═══ Supplied information ═══
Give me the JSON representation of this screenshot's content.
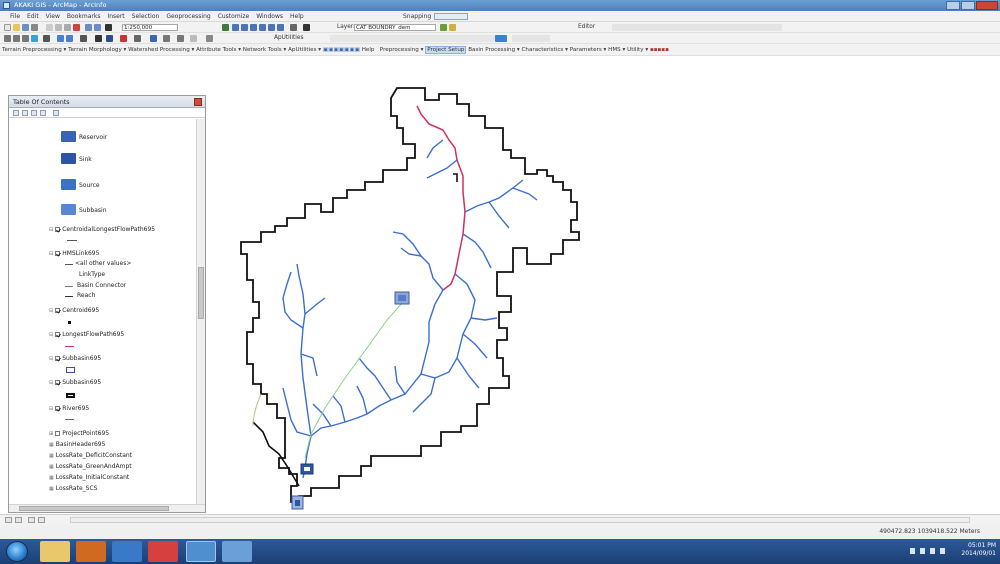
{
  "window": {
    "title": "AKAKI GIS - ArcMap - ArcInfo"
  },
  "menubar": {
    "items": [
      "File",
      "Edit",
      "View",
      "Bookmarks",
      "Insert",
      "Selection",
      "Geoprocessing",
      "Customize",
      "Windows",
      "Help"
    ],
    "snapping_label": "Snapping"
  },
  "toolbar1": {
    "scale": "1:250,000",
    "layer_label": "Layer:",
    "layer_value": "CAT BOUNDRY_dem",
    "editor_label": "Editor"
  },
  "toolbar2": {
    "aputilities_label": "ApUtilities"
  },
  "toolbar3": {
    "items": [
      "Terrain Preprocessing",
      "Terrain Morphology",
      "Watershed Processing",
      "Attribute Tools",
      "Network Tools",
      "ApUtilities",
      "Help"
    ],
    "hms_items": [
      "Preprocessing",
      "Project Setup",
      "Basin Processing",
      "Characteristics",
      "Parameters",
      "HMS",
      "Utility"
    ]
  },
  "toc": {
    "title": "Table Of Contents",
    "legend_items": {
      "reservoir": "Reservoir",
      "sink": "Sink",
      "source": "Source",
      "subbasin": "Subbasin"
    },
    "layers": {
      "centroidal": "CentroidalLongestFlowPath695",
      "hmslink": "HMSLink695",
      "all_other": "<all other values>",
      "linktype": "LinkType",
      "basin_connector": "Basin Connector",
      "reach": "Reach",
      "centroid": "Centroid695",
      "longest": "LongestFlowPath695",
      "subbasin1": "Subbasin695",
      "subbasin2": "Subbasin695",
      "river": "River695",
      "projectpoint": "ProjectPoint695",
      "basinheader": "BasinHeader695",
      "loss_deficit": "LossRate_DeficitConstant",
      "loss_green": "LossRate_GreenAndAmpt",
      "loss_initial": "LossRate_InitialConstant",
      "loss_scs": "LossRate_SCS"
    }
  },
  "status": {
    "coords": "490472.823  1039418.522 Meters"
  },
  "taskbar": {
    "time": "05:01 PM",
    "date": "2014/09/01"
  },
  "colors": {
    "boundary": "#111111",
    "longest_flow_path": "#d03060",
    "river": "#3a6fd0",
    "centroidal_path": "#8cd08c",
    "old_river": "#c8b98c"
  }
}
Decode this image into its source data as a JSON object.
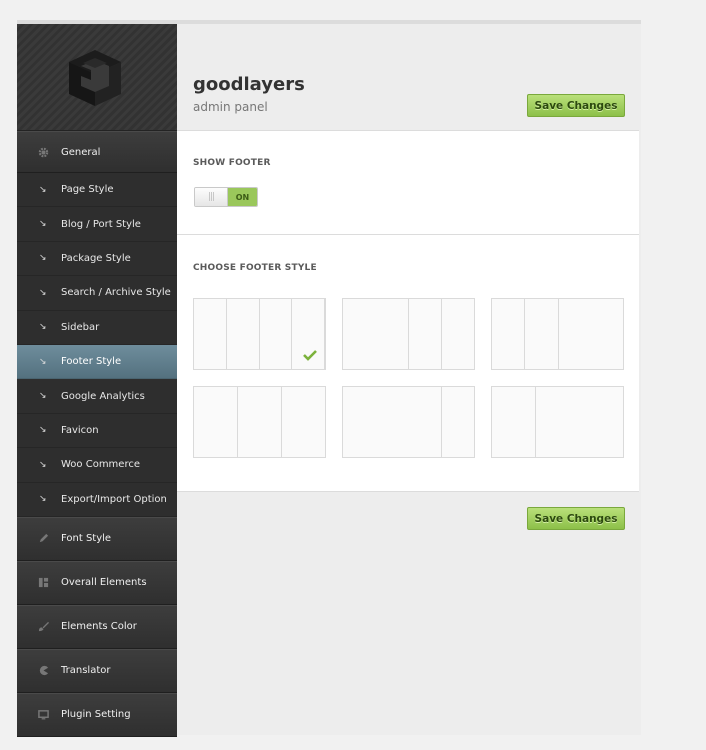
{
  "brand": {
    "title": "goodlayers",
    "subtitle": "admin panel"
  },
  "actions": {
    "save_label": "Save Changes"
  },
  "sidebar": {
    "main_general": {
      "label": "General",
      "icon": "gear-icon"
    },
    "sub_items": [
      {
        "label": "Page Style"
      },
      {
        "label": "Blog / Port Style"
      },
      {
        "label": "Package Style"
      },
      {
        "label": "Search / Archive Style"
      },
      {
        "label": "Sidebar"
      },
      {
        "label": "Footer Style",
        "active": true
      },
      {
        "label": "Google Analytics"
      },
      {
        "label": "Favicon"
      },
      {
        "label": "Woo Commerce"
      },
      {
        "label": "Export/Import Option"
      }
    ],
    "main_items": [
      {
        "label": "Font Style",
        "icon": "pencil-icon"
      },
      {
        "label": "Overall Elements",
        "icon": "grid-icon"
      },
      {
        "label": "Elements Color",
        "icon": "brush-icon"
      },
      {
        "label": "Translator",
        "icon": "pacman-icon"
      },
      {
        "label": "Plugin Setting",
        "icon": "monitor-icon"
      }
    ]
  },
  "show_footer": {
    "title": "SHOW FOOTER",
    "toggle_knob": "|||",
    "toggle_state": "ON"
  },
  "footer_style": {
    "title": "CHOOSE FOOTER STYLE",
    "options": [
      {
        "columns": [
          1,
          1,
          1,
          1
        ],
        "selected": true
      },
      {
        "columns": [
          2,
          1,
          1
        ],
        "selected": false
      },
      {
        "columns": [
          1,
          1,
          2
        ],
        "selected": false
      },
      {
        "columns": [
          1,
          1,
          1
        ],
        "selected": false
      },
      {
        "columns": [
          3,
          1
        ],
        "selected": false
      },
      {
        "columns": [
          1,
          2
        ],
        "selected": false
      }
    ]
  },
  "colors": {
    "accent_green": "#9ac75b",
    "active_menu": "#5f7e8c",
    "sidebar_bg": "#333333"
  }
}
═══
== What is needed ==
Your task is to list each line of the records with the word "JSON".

== Problem solution ==
Give me the JSON representation of this screenshot's content.
Decode this image into its source data as a JSON object.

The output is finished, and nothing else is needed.